In addition to their metallurgical engineering experts, defendants retained two mechanical engineering experts to investigate possible causes of the accident. As previously discussed, Malguarnera proposed the dynamic loading theory. In his opinion, "[t]he only conclusion that can be reached based on the scientific evidence is that the chain . . . failed because of the rapid descent of the unrestrained section of the mast of the forklift that Mr. White was working on and not because of some 'mysterious' defect." Malguarnera Report, Docket 58-6 at 3. Malguarnera also concluded that the failed chain was not defective in design or manufacture, the failed chain was in unserviceable and unsafe condition and should not have been in use at the time of the accident, and that Mr. White did not secure the carriage assembly in accordance with the directions contained in the forklift service manual. Malguarnera Report, Docket 58-6 at 3-4. Likewise, James L. Suhr, P.E., concluded that "[t]he nature of the failure indicates unidentified loading in addition to the tensile load imposed by the mast." Suhr Report, Docket 58-4 at 4. Suhr did not offer an opinion on the source of the "unidentified loading."

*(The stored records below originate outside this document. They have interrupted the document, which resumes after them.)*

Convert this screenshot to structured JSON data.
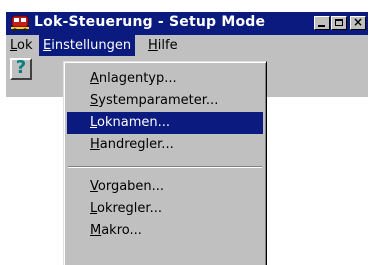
{
  "window": {
    "title": "Lok-Steuerung - Setup Mode",
    "controls": {
      "minimize": "minimize",
      "maximize": "maximize",
      "close": "×"
    }
  },
  "menubar": {
    "items": [
      {
        "label": "Lok",
        "mnemonic": "L"
      },
      {
        "label": "Einstellungen",
        "mnemonic": "E"
      },
      {
        "label": "Hilfe",
        "mnemonic": "H"
      }
    ],
    "active": "Einstellungen"
  },
  "toolbar": {
    "help_glyph": "?"
  },
  "dropdown": {
    "items": [
      {
        "label": "Anlagentyp...",
        "mnemonic": "A"
      },
      {
        "label": "Systemparameter...",
        "mnemonic": "S"
      },
      {
        "label": "Loknamen...",
        "mnemonic": "L",
        "selected": true
      },
      {
        "label": "Handregler...",
        "mnemonic": "H"
      },
      {
        "label": "Vorgaben...",
        "mnemonic": "V"
      },
      {
        "label": "Lokregler...",
        "mnemonic": "L"
      },
      {
        "label": "Makro...",
        "mnemonic": "M"
      }
    ]
  },
  "colors": {
    "titlebar": "#0a1a7e",
    "selection": "#0a1a7e",
    "face": "#c0c0c0",
    "help_glyph": "#008080"
  },
  "icons": {
    "app": "train-icon",
    "help": "help-icon"
  }
}
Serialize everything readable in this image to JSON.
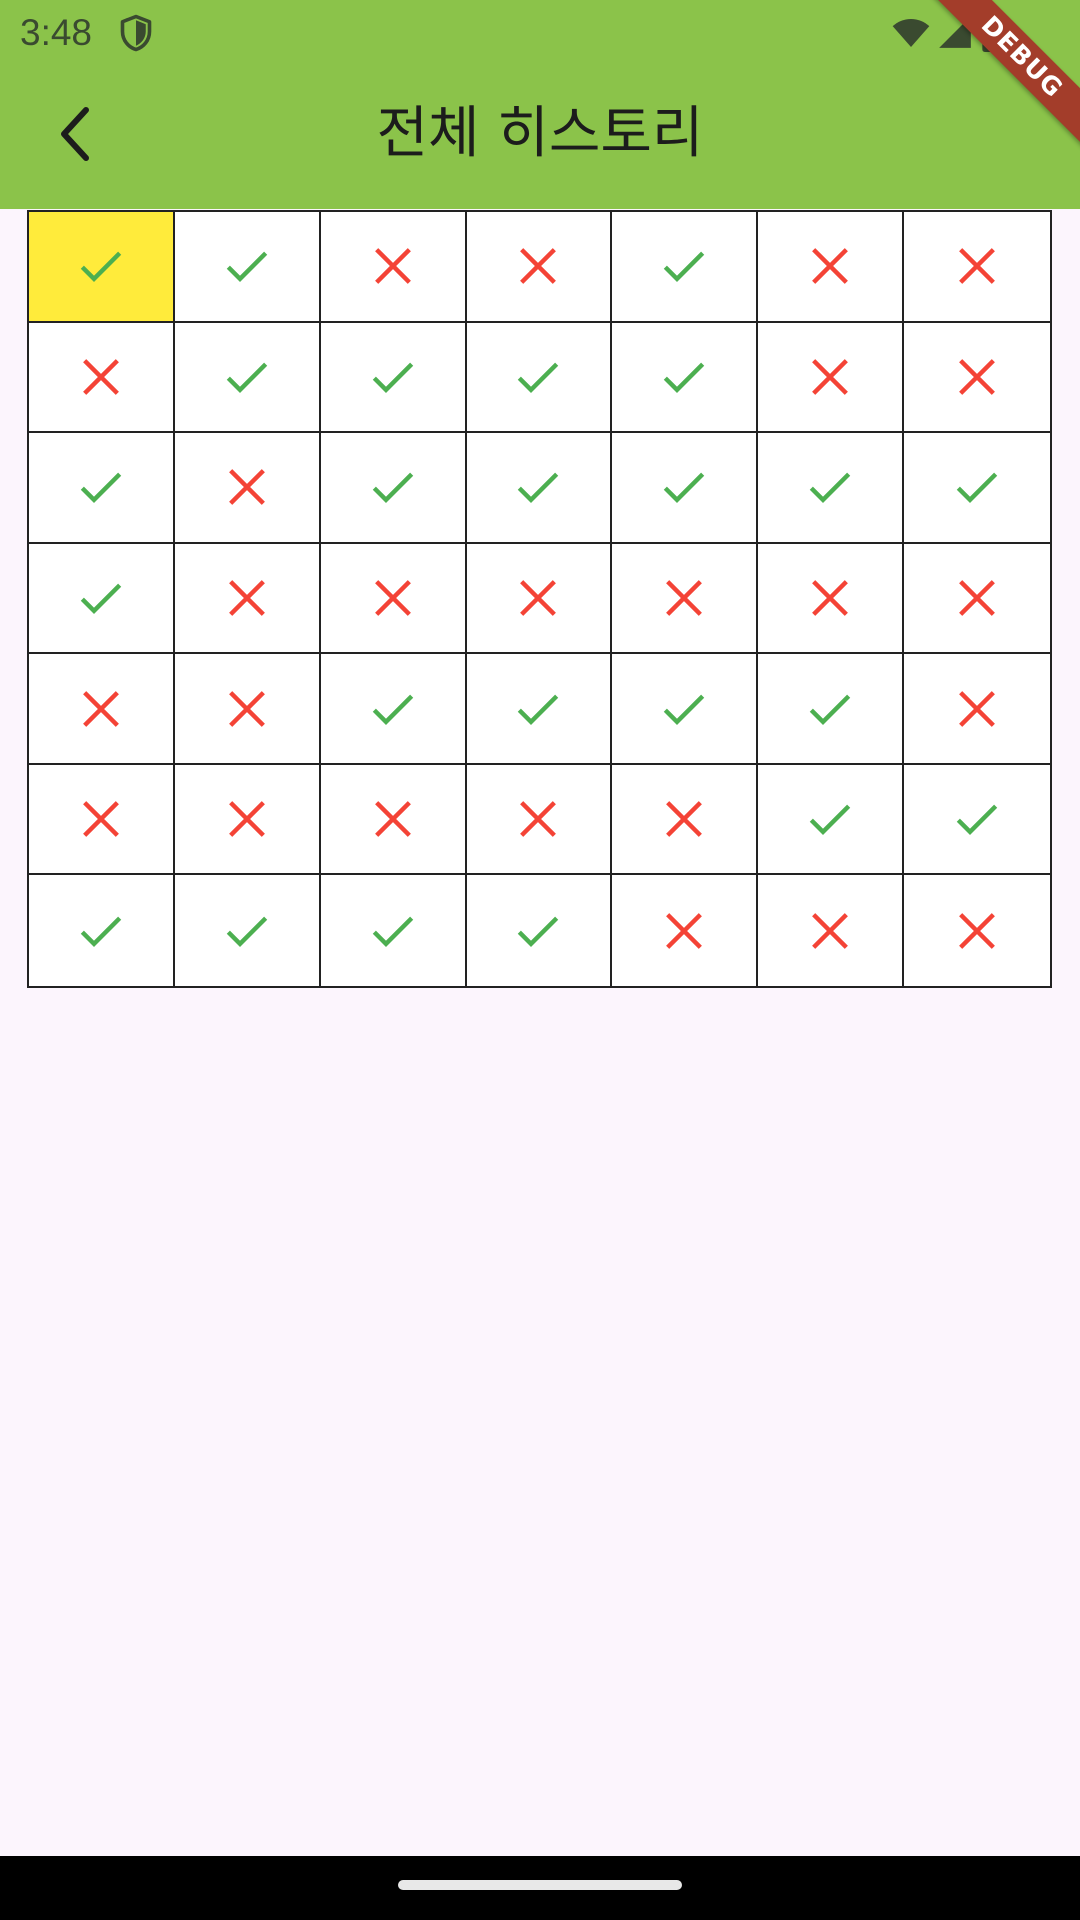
{
  "status_bar": {
    "time": "3:48"
  },
  "app_bar": {
    "title": "전체 히스토리",
    "back_icon": "arrow-back-icon",
    "color": "#8bc34a"
  },
  "debug_banner": {
    "label": "DEBUG",
    "color": "#a33d2a"
  },
  "history_grid": {
    "highlight_color": "#ffeb3b",
    "check_color": "#4caf50",
    "cross_color": "#f44336",
    "highlighted_cell": [
      0,
      0
    ],
    "rows": [
      [
        "check",
        "check",
        "cross",
        "cross",
        "check",
        "cross",
        "cross"
      ],
      [
        "cross",
        "check",
        "check",
        "check",
        "check",
        "cross",
        "cross"
      ],
      [
        "check",
        "cross",
        "check",
        "check",
        "check",
        "check",
        "check"
      ],
      [
        "check",
        "cross",
        "cross",
        "cross",
        "cross",
        "cross",
        "cross"
      ],
      [
        "cross",
        "cross",
        "check",
        "check",
        "check",
        "check",
        "cross"
      ],
      [
        "cross",
        "cross",
        "cross",
        "cross",
        "cross",
        "check",
        "check"
      ],
      [
        "check",
        "check",
        "check",
        "check",
        "cross",
        "cross",
        "cross"
      ]
    ]
  }
}
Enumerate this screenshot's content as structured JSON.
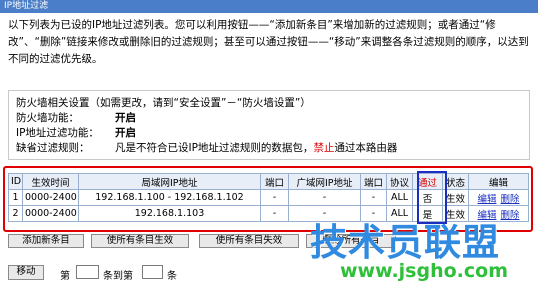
{
  "header": {
    "title": "IP地址过滤"
  },
  "intro": {
    "text": "以下列表为已设的IP地址过滤列表。您可以利用按钮——“添加新条目”来增加新的过滤规则；或者通过“修改”、“删除”链接来修改或删除旧的过滤规则；甚至可以通过按钮——“移动”来调整各条过滤规则的顺序，以达到不同的过滤优先级。"
  },
  "firewall": {
    "heading": "防火墙相关设置（如需更改，请到“安全设置”－“防火墙设置”）",
    "fw_label": "防火墙功能：",
    "fw_value": "开启",
    "ip_label": "IP地址过滤功能：",
    "ip_value": "开启",
    "default_label": "缺省过滤规则：",
    "default_prefix": "凡是不符合已设IP地址过滤规则的数据包，",
    "default_red": "禁止",
    "default_suffix": "通过本路由器"
  },
  "table": {
    "headers": [
      "ID",
      "生效时间",
      "局域网IP地址",
      "端口",
      "广域网IP地址",
      "端口",
      "协议",
      "通过",
      "状态",
      "编辑"
    ],
    "rows": [
      {
        "id": "1",
        "time": "0000-2400",
        "lan_ip": "192.168.1.100 - 192.168.1.102",
        "lan_port": "-",
        "wan_ip": "-",
        "wan_port": "-",
        "protocol": "ALL",
        "pass": "否",
        "status": "生效",
        "edit": "编辑",
        "del": "删除"
      },
      {
        "id": "2",
        "time": "0000-2400",
        "lan_ip": "192.168.1.103",
        "lan_port": "-",
        "wan_ip": "-",
        "wan_port": "-",
        "protocol": "ALL",
        "pass": "是",
        "status": "生效",
        "edit": "编辑",
        "del": "删除"
      }
    ]
  },
  "buttons": {
    "add": "添加新条目",
    "enable_all": "使所有条目生效",
    "disable_all": "使所有条目失效",
    "delete_all": "删除所有条目"
  },
  "move": {
    "button": "移动",
    "label_first": "第",
    "label_to": "条到第",
    "label_end": "条"
  },
  "watermark": {
    "brand": "技术员联盟",
    "url": "www.jsgho.com"
  }
}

I. Exclusion of Engel's Expert Testimony
Defendants move to exclude Engel's testimony as unreliable under Daubert and Federal Rule of Evidence 702. In the alternative, defendants move to strike Engel's 2008 Report as ...